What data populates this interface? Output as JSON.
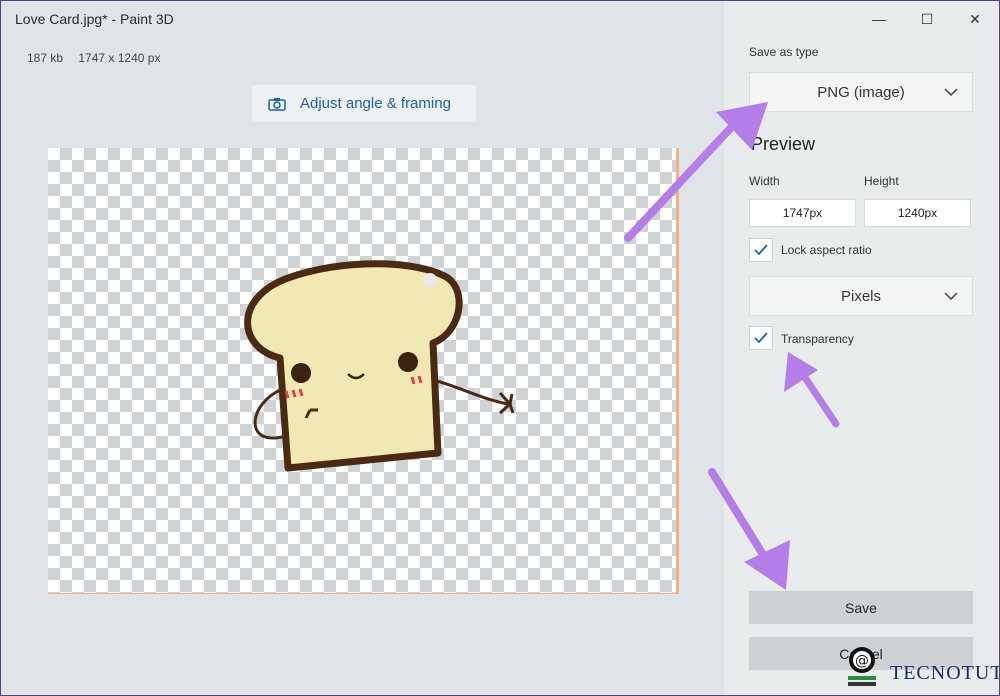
{
  "window": {
    "title": "Love Card.jpg* - Paint 3D",
    "controls": {
      "minimize": "—",
      "maximize": "☐",
      "close": "✕"
    }
  },
  "file_info": {
    "size": "187 kb",
    "dimensions": "1747 x 1240 px"
  },
  "adjust_button": {
    "label": "Adjust angle & framing",
    "icon": "camera-icon"
  },
  "panel": {
    "save_as_type_label": "Save as type",
    "save_as_type_value": "PNG (image)",
    "preview_heading": "Preview",
    "width_label": "Width",
    "width_value": "1747px",
    "height_label": "Height",
    "height_value": "1240px",
    "lock_aspect_label": "Lock aspect ratio",
    "lock_aspect_checked": true,
    "units_value": "Pixels",
    "transparency_label": "Transparency",
    "transparency_checked": true,
    "save_label": "Save",
    "cancel_label": "Cancel"
  },
  "watermark": {
    "text": "TECNOTUTO"
  },
  "colors": {
    "accent": "#1f62a8",
    "arrow": "#b57de8",
    "canvas_border": "#f3b184"
  }
}
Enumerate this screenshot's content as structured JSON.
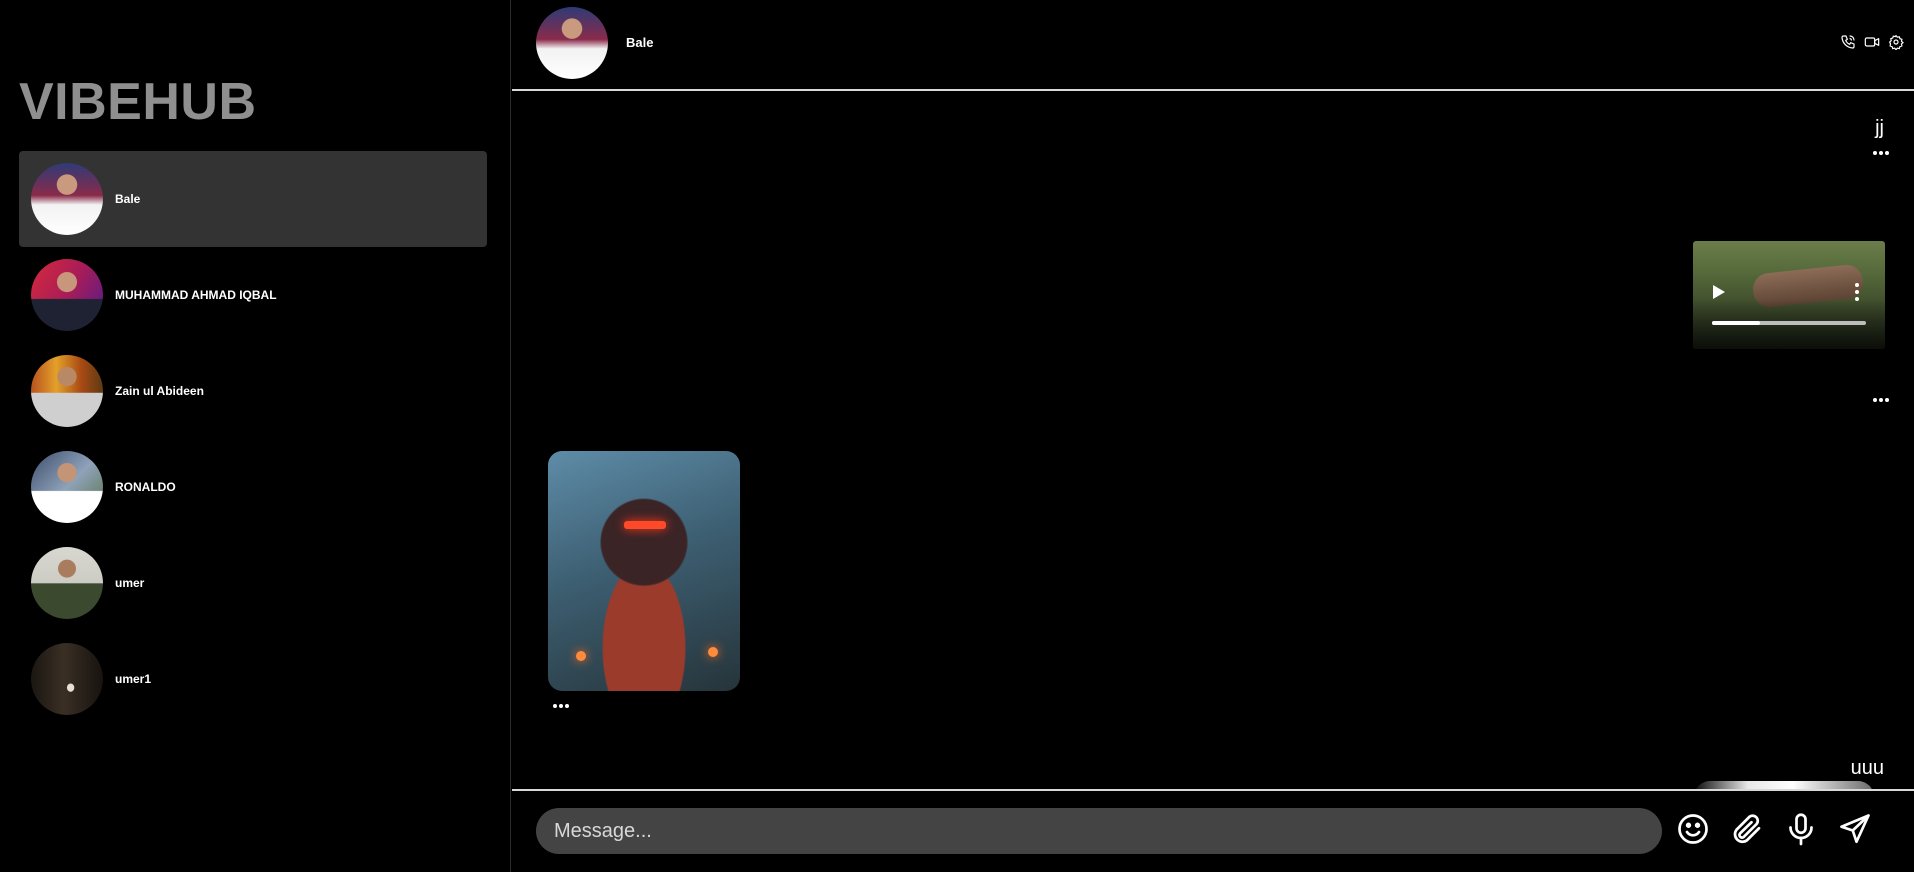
{
  "app": {
    "brand": "VIBEHUB"
  },
  "sidebar": {
    "contacts": [
      {
        "name": "Bale",
        "avatar": "avatar-bale",
        "active": true
      },
      {
        "name": "MUHAMMAD AHMAD IQBAL",
        "avatar": "avatar-muhammad-ahmad-iqbal"
      },
      {
        "name": "Zain ul Abideen",
        "avatar": "avatar-zain-ul-abideen"
      },
      {
        "name": "RONALDO",
        "avatar": "avatar-ronaldo"
      },
      {
        "name": "umer",
        "avatar": "avatar-umer"
      },
      {
        "name": "umer1",
        "avatar": "avatar-umer1"
      }
    ]
  },
  "chat": {
    "header": {
      "name": "Bale",
      "icons": [
        "phone-icon",
        "video-call-icon",
        "settings-icon"
      ]
    },
    "messages": [
      {
        "type": "text",
        "side": "right",
        "text": "jj"
      },
      {
        "type": "video",
        "side": "right",
        "progress": 0.31
      },
      {
        "type": "image",
        "side": "left",
        "description_icon": "armored-robot-image"
      },
      {
        "type": "text",
        "side": "right",
        "text": "uuu"
      }
    ],
    "composer": {
      "placeholder": "Message...",
      "icons": [
        "emoji-icon",
        "attach-icon",
        "microphone-icon",
        "send-icon"
      ]
    }
  }
}
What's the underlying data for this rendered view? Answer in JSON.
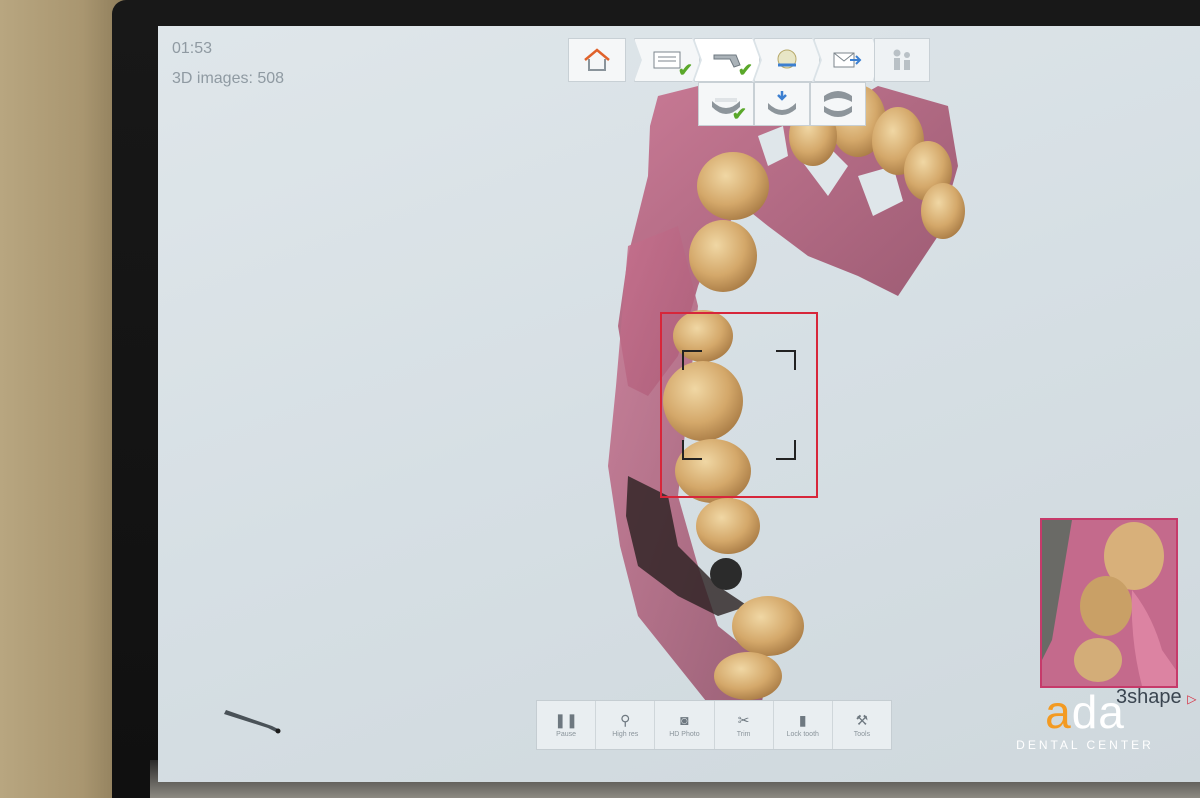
{
  "status": {
    "timer": "01:53",
    "images_count": "3D images: 508"
  },
  "workflow": {
    "steps": [
      {
        "name": "home",
        "icon": "home-icon"
      },
      {
        "name": "order",
        "icon": "order-form-icon",
        "done": true
      },
      {
        "name": "scan",
        "icon": "scanner-icon",
        "done": true
      },
      {
        "name": "color",
        "icon": "color-ball-icon"
      },
      {
        "name": "send",
        "icon": "send-mail-icon"
      },
      {
        "name": "patient",
        "icon": "people-icon"
      }
    ],
    "substeps": [
      {
        "name": "lower-jaw",
        "icon": "lower-jaw-icon",
        "done": true
      },
      {
        "name": "upper-jaw",
        "icon": "upper-jaw-icon"
      },
      {
        "name": "bite",
        "icon": "bite-icon"
      }
    ],
    "check_mark": "✔"
  },
  "toolbar": {
    "items": [
      {
        "label": "Pause",
        "icon": "pause-icon",
        "glyph": "❚❚"
      },
      {
        "label": "High res",
        "icon": "microscope-icon",
        "glyph": "⚲"
      },
      {
        "label": "HD Photo",
        "icon": "camera-icon",
        "glyph": "◙"
      },
      {
        "label": "Trim",
        "icon": "scissors-icon",
        "glyph": "✂"
      },
      {
        "label": "Lock tooth",
        "icon": "trash-icon",
        "glyph": "▮"
      },
      {
        "label": "Tools",
        "icon": "wrench-icon",
        "glyph": "⚒"
      }
    ]
  },
  "branding": {
    "software": "3shape",
    "software_mark": "▷",
    "watermark_word_a1": "a",
    "watermark_word_rest": "da",
    "watermark_sub": "DENTAL CENTER"
  },
  "colors": {
    "accent_red": "#d7263a",
    "check_green": "#5aa82a",
    "ada_orange": "#f39a21",
    "gum_pink": "#b05c78",
    "tooth": "#d9b274"
  }
}
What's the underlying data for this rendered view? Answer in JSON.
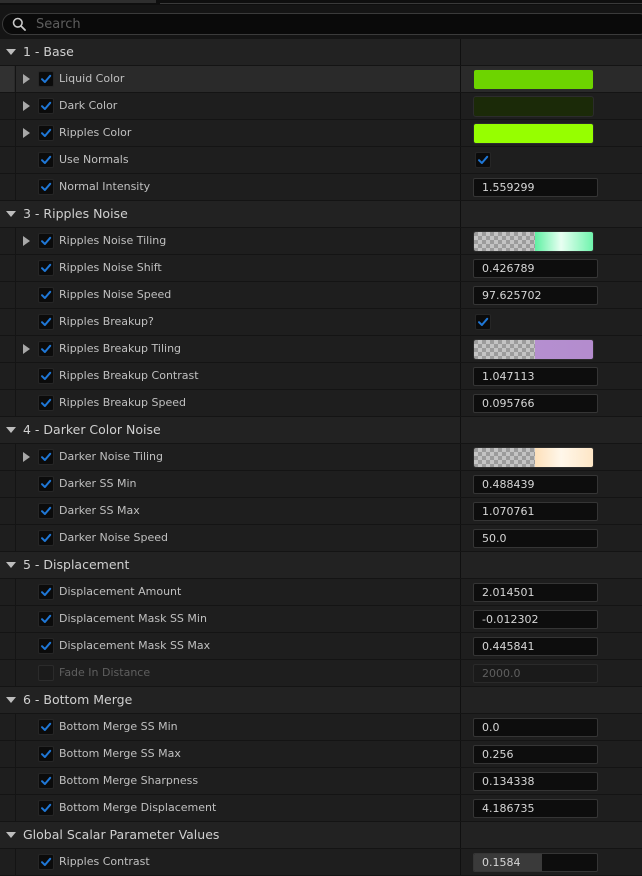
{
  "search": {
    "placeholder": "Search"
  },
  "colors": {
    "check": "#1f77d6",
    "panel": "#1e1e1e",
    "category": "#222222"
  },
  "categories": [
    {
      "title": "1 - Base",
      "rows": [
        {
          "label": "Liquid Color",
          "checked": true,
          "expandable": true,
          "highlighted": true,
          "type": "color",
          "color": "#6dd400"
        },
        {
          "label": "Dark Color",
          "checked": true,
          "expandable": true,
          "type": "color",
          "color": "#1b2a08"
        },
        {
          "label": "Ripples Color",
          "checked": true,
          "expandable": true,
          "type": "color",
          "color": "#96ff00"
        },
        {
          "label": "Use Normals",
          "checked": true,
          "type": "bool",
          "value": true
        },
        {
          "label": "Normal Intensity",
          "checked": true,
          "type": "number",
          "value": "1.559299"
        }
      ]
    },
    {
      "title": "3 - Ripples Noise",
      "rows": [
        {
          "label": "Ripples Noise Tiling",
          "checked": true,
          "expandable": true,
          "type": "gradient",
          "gradient": "linear-gradient(90deg,#5ef0a2 0%,#e8fff2 45%,#6ff4ad 100%)"
        },
        {
          "label": "Ripples Noise Shift",
          "checked": true,
          "type": "number",
          "value": "0.426789"
        },
        {
          "label": "Ripples Noise Speed",
          "checked": true,
          "type": "number",
          "value": "97.625702"
        },
        {
          "label": "Ripples Breakup?",
          "checked": true,
          "type": "bool",
          "value": true
        },
        {
          "label": "Ripples Breakup Tiling",
          "checked": true,
          "expandable": true,
          "type": "gradient",
          "gradient": "linear-gradient(90deg,#b58fd0 0%,#b48cce 100%)"
        },
        {
          "label": "Ripples Breakup Contrast",
          "checked": true,
          "type": "number",
          "value": "1.047113"
        },
        {
          "label": "Ripples Breakup Speed",
          "checked": true,
          "type": "number",
          "value": "0.095766"
        }
      ]
    },
    {
      "title": "4 - Darker Color Noise",
      "rows": [
        {
          "label": "Darker Noise Tiling",
          "checked": true,
          "expandable": true,
          "type": "gradient",
          "gradient": "linear-gradient(90deg,#fde0ba 0%,#fff7ea 45%,#fee6c6 100%)"
        },
        {
          "label": "Darker SS Min",
          "checked": true,
          "type": "number",
          "value": "0.488439"
        },
        {
          "label": "Darker SS Max",
          "checked": true,
          "type": "number",
          "value": "1.070761"
        },
        {
          "label": "Darker Noise Speed",
          "checked": true,
          "type": "number",
          "value": "50.0"
        }
      ]
    },
    {
      "title": "5 - Displacement",
      "rows": [
        {
          "label": "Displacement Amount",
          "checked": true,
          "type": "number",
          "value": "2.014501"
        },
        {
          "label": "Displacement Mask SS Min",
          "checked": true,
          "type": "number",
          "value": "-0.012302"
        },
        {
          "label": "Displacement Mask SS Max",
          "checked": true,
          "type": "number",
          "value": "0.445841"
        },
        {
          "label": "Fade In Distance",
          "checked": false,
          "disabled": true,
          "type": "number",
          "value": "2000.0"
        }
      ]
    },
    {
      "title": "6 - Bottom Merge",
      "rows": [
        {
          "label": "Bottom Merge SS Min",
          "checked": true,
          "type": "number",
          "value": "0.0"
        },
        {
          "label": "Bottom Merge SS Max",
          "checked": true,
          "type": "number",
          "value": "0.256"
        },
        {
          "label": "Bottom Merge Sharpness",
          "checked": true,
          "type": "number",
          "value": "0.134338"
        },
        {
          "label": "Bottom Merge Displacement",
          "checked": true,
          "type": "number",
          "value": "4.186735"
        }
      ]
    },
    {
      "title": "Global Scalar Parameter Values",
      "rows": [
        {
          "label": "Ripples Contrast",
          "checked": true,
          "type": "slider",
          "value": "0.1584",
          "fraction": 0.55
        }
      ]
    }
  ]
}
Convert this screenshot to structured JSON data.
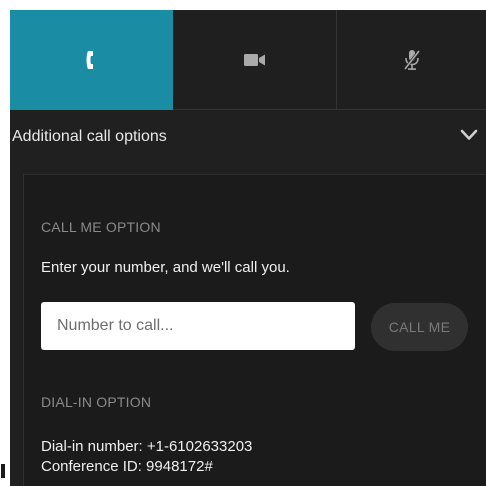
{
  "tabs": [
    {
      "icon": "phone-icon",
      "active": true
    },
    {
      "icon": "video-camera-icon",
      "active": false
    },
    {
      "icon": "microphone-muted-icon",
      "active": false
    }
  ],
  "colors": {
    "accent": "#1a8ca3",
    "panel_bg": "#202020",
    "text": "#f0f0f0",
    "muted_text": "#8a8a8a"
  },
  "options": {
    "title": "Additional call options",
    "expand_icon": "chevron-down-icon"
  },
  "call_me": {
    "section_label": "CALL ME OPTION",
    "instruction": "Enter your number, and we'll call you.",
    "input_placeholder": "Number to call...",
    "input_value": "",
    "button_label": "CALL ME"
  },
  "dial_in": {
    "section_label": "DIAL-IN OPTION",
    "number_line": "Dial-in number: +1-6102633203",
    "conference_line": "Conference ID: 9948172#"
  }
}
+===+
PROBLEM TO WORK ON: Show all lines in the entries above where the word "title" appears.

OUTPUT FOR THIS EXERCISE:
    "title": "Love Card.jpg* - Paint 3D",
      "title": "1 - Base",
      "title": "3 - Ripples Noise",
      "title": "4 - Darker Color Noise",
      "title": "5 - Displacement",
      "title": "6 - Bottom Merge",
      "title": "Global Scalar Parameter Values",
    "title": "Additional call options",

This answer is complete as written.